As the downpour continues, Song Lianchun, director of China’s National Climate Center, told reporters that the number of days of heavy rain in China has risen by roughly 4% each decade over the past six decades.
Bigelow Tea® has introduced a new line of cold water infused botanicals. Bigelow Botanicals™ Cold Water Infusions use real fruit and herbal combinations to inspire everyone to stay healthy and hydrated throughout the day, according to the company.
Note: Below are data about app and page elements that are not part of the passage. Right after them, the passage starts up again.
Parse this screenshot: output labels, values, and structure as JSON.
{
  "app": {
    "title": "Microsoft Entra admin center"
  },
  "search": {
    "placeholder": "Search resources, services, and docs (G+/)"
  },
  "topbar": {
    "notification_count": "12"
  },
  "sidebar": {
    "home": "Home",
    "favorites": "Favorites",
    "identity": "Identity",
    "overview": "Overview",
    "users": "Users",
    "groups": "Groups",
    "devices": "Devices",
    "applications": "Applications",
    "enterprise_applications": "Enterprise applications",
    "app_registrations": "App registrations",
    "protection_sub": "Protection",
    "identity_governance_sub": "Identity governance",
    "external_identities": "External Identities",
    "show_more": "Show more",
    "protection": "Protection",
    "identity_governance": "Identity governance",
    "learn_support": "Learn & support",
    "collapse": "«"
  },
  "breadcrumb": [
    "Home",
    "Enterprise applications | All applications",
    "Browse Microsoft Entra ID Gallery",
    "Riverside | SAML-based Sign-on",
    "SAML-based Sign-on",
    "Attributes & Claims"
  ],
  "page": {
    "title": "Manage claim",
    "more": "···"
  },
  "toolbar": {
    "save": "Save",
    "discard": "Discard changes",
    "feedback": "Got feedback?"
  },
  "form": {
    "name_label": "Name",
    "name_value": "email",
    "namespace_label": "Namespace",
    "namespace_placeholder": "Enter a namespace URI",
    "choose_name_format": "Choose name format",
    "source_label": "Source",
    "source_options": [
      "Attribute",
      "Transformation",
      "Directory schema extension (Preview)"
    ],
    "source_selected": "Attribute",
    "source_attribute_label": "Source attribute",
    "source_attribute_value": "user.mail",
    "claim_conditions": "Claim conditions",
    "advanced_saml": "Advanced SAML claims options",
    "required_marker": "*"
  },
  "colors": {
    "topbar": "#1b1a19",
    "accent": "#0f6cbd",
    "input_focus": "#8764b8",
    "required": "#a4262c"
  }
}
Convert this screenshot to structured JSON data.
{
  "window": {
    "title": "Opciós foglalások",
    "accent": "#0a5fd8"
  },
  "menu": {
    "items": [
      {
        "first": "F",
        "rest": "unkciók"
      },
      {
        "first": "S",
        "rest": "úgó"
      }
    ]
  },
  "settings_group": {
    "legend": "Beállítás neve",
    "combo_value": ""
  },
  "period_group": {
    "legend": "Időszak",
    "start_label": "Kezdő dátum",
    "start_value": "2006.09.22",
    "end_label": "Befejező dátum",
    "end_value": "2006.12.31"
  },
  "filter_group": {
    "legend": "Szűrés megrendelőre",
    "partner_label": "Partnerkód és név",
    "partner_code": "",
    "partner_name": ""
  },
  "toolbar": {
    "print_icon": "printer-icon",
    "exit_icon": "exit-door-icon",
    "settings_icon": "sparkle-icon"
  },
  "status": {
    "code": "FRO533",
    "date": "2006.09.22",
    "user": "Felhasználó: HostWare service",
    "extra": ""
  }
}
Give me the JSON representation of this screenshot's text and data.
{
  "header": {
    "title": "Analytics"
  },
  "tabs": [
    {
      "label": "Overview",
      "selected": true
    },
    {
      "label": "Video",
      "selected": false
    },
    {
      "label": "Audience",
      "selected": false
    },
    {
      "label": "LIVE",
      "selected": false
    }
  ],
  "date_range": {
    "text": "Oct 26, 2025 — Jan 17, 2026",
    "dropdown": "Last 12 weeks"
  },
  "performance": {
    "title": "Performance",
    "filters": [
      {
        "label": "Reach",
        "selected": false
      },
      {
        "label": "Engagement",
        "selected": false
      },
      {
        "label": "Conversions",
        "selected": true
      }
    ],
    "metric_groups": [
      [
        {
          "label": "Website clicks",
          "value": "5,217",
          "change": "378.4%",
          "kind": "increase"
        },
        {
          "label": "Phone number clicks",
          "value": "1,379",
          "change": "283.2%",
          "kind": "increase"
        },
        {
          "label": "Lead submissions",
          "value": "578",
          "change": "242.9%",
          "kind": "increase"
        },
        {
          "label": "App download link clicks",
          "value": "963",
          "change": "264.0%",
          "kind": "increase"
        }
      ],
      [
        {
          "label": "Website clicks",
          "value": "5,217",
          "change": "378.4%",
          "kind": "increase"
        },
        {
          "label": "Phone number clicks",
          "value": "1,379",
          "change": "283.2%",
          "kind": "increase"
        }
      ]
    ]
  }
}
The infusions are a “healthy alternative to sugary drinks, are zero-calorie, caffeine-free, and contain no artificial anything.”
Easily infused by the glass or on-the-go, tea drinkers simply place a tea bag in cold water for a few minutes, squeeze the bag and stir, or leave in for more flavor.
Bigelow Tea uses only high-quality ingredients and has specially curated the following botanical infusions that slowly come alive once cold water is added. Flavors include:
- Watermelon Cucumber Mint
- Blackberry Raspberry Hibiscus
- Cranberry Lime Honeysuckle
- Blueberry Citrus Basil
- Strawberry Lemon Orange Blossom
To ensure each cold-water infusion makes a positive impact on the environment Bigelow uses minimal packaging and no plastic bottles (waste reduction is a top priority at this certified B Corporation). The overwrap used to hold each bag works to keep each flavor fresh until sipped by the glass or used with reusable water bottles for the on-the-go consumer.
Cindi Bigelow, third-generation president & CEO writes that “With today’s growing awareness and need to live a healthy lifestyle, we created these beautiful cold water infusion blends to support your wellness choices.”
“It’s truly unlike anything else and really does help you to drink more water throughout the day,” writes Bigelow. The range is gluten-free and non-GMO. The botanicals are sold in boxes of 18 individually-wrapped bags at a suggested retail price of $3.99, about 22-cents per serving.
Learn more at www.bigelowtea.com.